[Dataset rows describing interfaces]
● ● ● ●

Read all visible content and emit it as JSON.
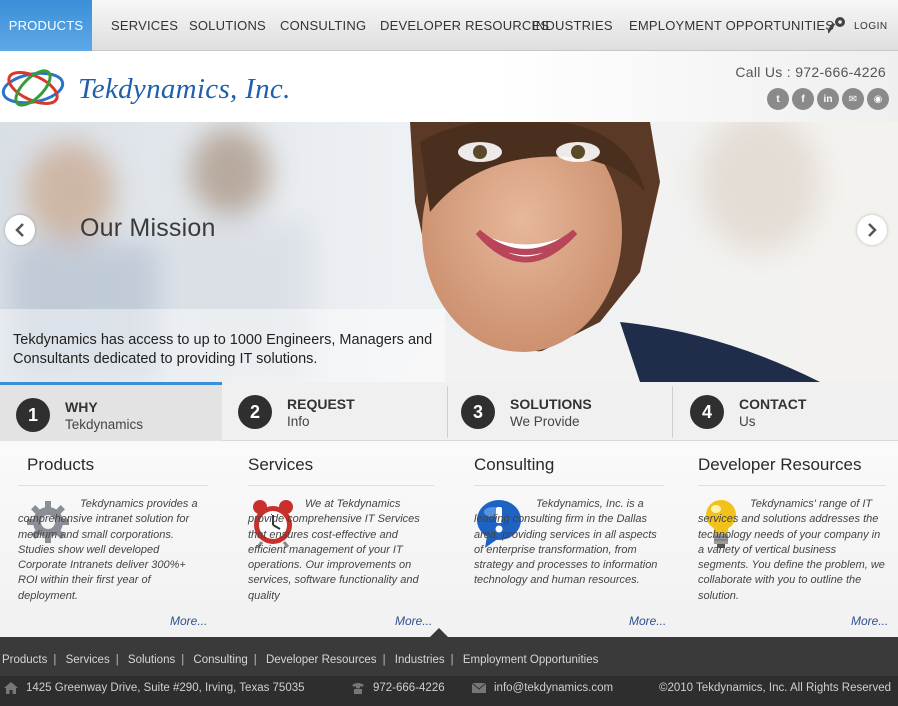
{
  "nav": {
    "items": [
      {
        "label": "PRODUCTS",
        "active": true
      },
      {
        "label": "SERVICES",
        "active": false
      },
      {
        "label": "SOLUTIONS",
        "active": false
      },
      {
        "label": "CONSULTING",
        "active": false
      },
      {
        "label": "DEVELOPER RESOURCES",
        "active": false
      },
      {
        "label": "INDUSTRIES",
        "active": false
      },
      {
        "label": "EMPLOYMENT OPPORTUNITIES",
        "active": false
      }
    ],
    "login_label": "LOGIN",
    "login_icon": "key-icon"
  },
  "header": {
    "company_name": "Tekdynamics, Inc.",
    "call_label": "Call Us :",
    "phone": "972-666-4226",
    "social": [
      {
        "name": "twitter-icon",
        "glyph": "t"
      },
      {
        "name": "facebook-icon",
        "glyph": "f"
      },
      {
        "name": "linkedin-icon",
        "glyph": "in"
      },
      {
        "name": "email-icon",
        "glyph": "✉"
      },
      {
        "name": "rss-icon",
        "glyph": "◉"
      }
    ]
  },
  "hero": {
    "title": "Our Mission",
    "caption": "Tekdynamics has access to up to 1000 Engineers, Managers and Consultants dedicated to providing IT solutions."
  },
  "steps": [
    {
      "num": "1",
      "title": "WHY",
      "subtitle": "Tekdynamics",
      "active": true
    },
    {
      "num": "2",
      "title": "REQUEST",
      "subtitle": "Info",
      "active": false
    },
    {
      "num": "3",
      "title": "SOLUTIONS",
      "subtitle": "We Provide",
      "active": false
    },
    {
      "num": "4",
      "title": "CONTACT",
      "subtitle": "Us",
      "active": false
    }
  ],
  "columns": [
    {
      "title": "Products",
      "icon": "gear-icon",
      "text": "Tekdynamics provides a comprehensive intranet solution for medium and small corporations. Studies show well developed Corporate Intranets deliver 300%+ ROI within their first year of deployment.",
      "more": "More..."
    },
    {
      "title": "Services",
      "icon": "alarm-clock-icon",
      "text": "We at Tekdynamics provide comprehensive IT Services that ensures cost-effective and efficient management of your IT operations. Our improvements on services, software functionality and quality",
      "more": "More..."
    },
    {
      "title": "Consulting",
      "icon": "info-bubble-icon",
      "text": "Tekdynamics, Inc. is a leading consulting firm in the Dallas area, providing services in all aspects of enterprise transformation, from strategy and processes to information technology and human resources.",
      "more": "More..."
    },
    {
      "title": "Developer Resources",
      "icon": "lightbulb-icon",
      "text": "Tekdynamics' range of IT services and solutions addresses the technology needs of your company in a variety of vertical business segments. You define the problem, we collaborate with you to outline the solution.",
      "more": "More..."
    }
  ],
  "footer": {
    "links": [
      "Products",
      "Services",
      "Solutions",
      "Consulting",
      "Developer Resources",
      "Industries",
      "Employment Opportunities"
    ],
    "address": "1425 Greenway Drive, Suite #290, Irving, Texas 75035",
    "phone": "972-666-4226",
    "email": "info@tekdynamics.com",
    "copyright": "©2010 Tekdynamics, Inc. All Rights Reserved"
  },
  "colors": {
    "accent": "#3a8fd8",
    "brand": "#1f5fb0",
    "footer": "#3a3a3a"
  }
}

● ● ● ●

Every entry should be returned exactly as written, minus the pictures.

Task result:
Read all visible content and emit it as JSON.
{
  "nav": {
    "items": [
      {
        "label": "PRODUCTS",
        "active": true
      },
      {
        "label": "SERVICES",
        "active": false
      },
      {
        "label": "SOLUTIONS",
        "active": false
      },
      {
        "label": "CONSULTING",
        "active": false
      },
      {
        "label": "DEVELOPER RESOURCES",
        "active": false
      },
      {
        "label": "INDUSTRIES",
        "active": false
      },
      {
        "label": "EMPLOYMENT OPPORTUNITIES",
        "active": false
      }
    ],
    "login_label": "LOGIN",
    "login_icon": "key-icon"
  },
  "header": {
    "company_name": "Tekdynamics, Inc.",
    "call_label": "Call Us :",
    "phone": "972-666-4226",
    "social": [
      {
        "name": "twitter-icon",
        "glyph": "t"
      },
      {
        "name": "facebook-icon",
        "glyph": "f"
      },
      {
        "name": "linkedin-icon",
        "glyph": "in"
      },
      {
        "name": "email-icon",
        "glyph": "✉"
      },
      {
        "name": "rss-icon",
        "glyph": "◉"
      }
    ]
  },
  "hero": {
    "title": "Our Mission",
    "caption": "Tekdynamics has access to up to 1000 Engineers, Managers and Consultants dedicated to providing IT solutions."
  },
  "steps": [
    {
      "num": "1",
      "title": "WHY",
      "subtitle": "Tekdynamics",
      "active": true
    },
    {
      "num": "2",
      "title": "REQUEST",
      "subtitle": "Info",
      "active": false
    },
    {
      "num": "3",
      "title": "SOLUTIONS",
      "subtitle": "We Provide",
      "active": false
    },
    {
      "num": "4",
      "title": "CONTACT",
      "subtitle": "Us",
      "active": false
    }
  ],
  "columns": [
    {
      "title": "Products",
      "icon": "gear-icon",
      "text": "Tekdynamics provides a comprehensive intranet solution for medium and small corporations. Studies show well developed Corporate Intranets deliver 300%+ ROI within their first year of deployment.",
      "more": "More..."
    },
    {
      "title": "Services",
      "icon": "alarm-clock-icon",
      "text": "We at Tekdynamics provide comprehensive IT Services that ensures cost-effective and efficient management of your IT operations. Our improvements on services, software functionality and quality",
      "more": "More..."
    },
    {
      "title": "Consulting",
      "icon": "info-bubble-icon",
      "text": "Tekdynamics, Inc. is a leading consulting firm in the Dallas area, providing services in all aspects of enterprise transformation, from strategy and processes to information technology and human resources.",
      "more": "More..."
    },
    {
      "title": "Developer Resources",
      "icon": "lightbulb-icon",
      "text": "Tekdynamics' range of IT services and solutions addresses the technology needs of your company in a variety of vertical business segments. You define the problem, we collaborate with you to outline the solution.",
      "more": "More..."
    }
  ],
  "footer": {
    "links": [
      "Products",
      "Services",
      "Solutions",
      "Consulting",
      "Developer Resources",
      "Industries",
      "Employment Opportunities"
    ],
    "address": "1425 Greenway Drive, Suite #290, Irving, Texas 75035",
    "phone": "972-666-4226",
    "email": "info@tekdynamics.com",
    "copyright": "©2010 Tekdynamics, Inc. All Rights Reserved"
  },
  "colors": {
    "accent": "#3a8fd8",
    "brand": "#1f5fb0",
    "footer": "#3a3a3a"
  }
}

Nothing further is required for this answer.